I’ve been asked this question before, and so far have not produced an intelligent answer. Judging by the different reasons readers give me for liking it, I don’t think there’s a consensus. Somehow this story came together, and it manages to hit a lot of readers in the right place. I’m not sure how I did it, but I’m very proud of that book and grateful to readers for continuing to love it for all this time.
12) Can you talk a little about how you pace the physical relationship between your lovers in your books? Do you feel readers respond better to relationships that take time to make it to the bedroom or to those that heat up more quickly?

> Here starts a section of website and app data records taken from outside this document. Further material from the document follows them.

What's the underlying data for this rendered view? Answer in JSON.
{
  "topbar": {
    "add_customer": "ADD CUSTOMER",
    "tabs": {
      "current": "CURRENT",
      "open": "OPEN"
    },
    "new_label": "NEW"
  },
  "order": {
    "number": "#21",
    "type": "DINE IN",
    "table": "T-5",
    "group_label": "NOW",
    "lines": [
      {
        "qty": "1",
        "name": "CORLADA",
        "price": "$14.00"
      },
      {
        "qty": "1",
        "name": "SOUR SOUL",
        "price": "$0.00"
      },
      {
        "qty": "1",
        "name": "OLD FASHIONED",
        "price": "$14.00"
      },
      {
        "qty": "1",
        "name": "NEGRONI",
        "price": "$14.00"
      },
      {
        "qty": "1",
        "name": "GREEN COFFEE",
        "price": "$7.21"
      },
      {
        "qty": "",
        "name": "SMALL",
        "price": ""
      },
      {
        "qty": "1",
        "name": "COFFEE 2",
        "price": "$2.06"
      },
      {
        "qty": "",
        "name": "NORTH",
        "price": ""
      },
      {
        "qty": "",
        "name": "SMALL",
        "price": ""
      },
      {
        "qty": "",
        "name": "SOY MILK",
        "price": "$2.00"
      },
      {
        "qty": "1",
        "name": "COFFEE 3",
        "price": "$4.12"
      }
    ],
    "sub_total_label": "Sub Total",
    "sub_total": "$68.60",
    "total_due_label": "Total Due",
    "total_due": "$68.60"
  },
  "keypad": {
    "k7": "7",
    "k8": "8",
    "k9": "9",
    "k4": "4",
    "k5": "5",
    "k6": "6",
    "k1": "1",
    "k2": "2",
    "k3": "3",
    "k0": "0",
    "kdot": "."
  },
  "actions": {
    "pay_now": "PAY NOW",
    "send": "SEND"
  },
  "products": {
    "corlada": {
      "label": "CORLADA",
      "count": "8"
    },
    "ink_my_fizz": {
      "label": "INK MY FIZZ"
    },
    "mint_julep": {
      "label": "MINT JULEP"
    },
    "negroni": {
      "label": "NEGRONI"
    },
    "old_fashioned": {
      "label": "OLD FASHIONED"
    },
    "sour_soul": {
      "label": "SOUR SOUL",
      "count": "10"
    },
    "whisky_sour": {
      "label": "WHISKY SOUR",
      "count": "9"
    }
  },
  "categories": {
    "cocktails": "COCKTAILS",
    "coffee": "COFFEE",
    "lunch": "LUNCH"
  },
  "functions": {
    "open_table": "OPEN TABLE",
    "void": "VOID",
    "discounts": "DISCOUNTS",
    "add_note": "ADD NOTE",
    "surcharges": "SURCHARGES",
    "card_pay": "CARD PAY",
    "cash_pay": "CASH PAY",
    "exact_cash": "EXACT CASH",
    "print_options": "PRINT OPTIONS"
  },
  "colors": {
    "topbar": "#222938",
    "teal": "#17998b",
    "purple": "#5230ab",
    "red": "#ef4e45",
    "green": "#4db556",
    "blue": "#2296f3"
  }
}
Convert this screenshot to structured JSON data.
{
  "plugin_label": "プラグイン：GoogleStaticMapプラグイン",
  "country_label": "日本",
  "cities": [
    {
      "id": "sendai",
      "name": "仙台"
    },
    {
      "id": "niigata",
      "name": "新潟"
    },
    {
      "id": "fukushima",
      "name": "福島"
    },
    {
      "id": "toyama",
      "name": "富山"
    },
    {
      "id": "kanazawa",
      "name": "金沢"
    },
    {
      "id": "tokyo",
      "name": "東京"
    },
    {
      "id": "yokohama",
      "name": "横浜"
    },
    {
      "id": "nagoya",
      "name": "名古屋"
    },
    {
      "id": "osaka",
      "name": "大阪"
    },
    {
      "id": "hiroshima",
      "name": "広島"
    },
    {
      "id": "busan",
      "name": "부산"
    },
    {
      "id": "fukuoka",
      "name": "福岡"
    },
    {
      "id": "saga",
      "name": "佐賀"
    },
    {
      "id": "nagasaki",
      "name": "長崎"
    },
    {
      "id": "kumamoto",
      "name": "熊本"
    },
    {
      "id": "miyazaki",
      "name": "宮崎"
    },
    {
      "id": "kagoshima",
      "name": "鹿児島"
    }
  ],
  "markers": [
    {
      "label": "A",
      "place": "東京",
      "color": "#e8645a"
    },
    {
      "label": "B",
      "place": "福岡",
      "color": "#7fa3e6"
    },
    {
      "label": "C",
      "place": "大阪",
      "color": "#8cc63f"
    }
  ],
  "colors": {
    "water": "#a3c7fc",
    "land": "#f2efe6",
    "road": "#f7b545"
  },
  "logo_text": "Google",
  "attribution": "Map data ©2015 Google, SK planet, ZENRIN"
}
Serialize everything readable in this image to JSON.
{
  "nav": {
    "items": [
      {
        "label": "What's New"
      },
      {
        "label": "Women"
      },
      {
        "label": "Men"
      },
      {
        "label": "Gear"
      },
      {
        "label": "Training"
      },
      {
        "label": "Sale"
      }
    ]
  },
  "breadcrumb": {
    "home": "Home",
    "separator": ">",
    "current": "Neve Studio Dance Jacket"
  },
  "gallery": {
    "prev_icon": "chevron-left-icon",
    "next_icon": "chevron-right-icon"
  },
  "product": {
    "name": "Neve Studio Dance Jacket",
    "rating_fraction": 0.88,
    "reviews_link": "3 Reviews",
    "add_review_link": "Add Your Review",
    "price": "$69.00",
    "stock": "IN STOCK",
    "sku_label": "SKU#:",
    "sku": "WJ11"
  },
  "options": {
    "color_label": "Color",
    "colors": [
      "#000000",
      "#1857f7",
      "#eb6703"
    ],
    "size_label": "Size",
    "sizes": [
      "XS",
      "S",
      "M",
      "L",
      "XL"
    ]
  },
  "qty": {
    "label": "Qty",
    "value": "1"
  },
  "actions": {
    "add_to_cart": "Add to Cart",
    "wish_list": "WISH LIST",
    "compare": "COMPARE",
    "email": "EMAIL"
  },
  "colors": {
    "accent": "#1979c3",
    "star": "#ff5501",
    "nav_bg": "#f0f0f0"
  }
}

The characters determine the pace of the physical relationship. I’m not sure whether I’m slower than most in getting to the consummation, but I do know I’d rather not rush it. That’s for a number of reasons, some of them purely practical. For instance, once the characters have had sex, the sexual tension dissipates, and one needs to find ways to either rebuild it or create other kinds of tension. These days, my characters seem to need at least half a book’s foreplay before the Big Smoochies happen. As to readers—I think the situation is the same regarding the sex as it is with other aspects of the book: Readers don’t all like the same things. A writer can’t please every reader. And so she has to write what she believes in, what feels right to her. Then, of course, the book goes out into the world and we hope our writerly instincts weren’t Horribly, Fatally Wrong.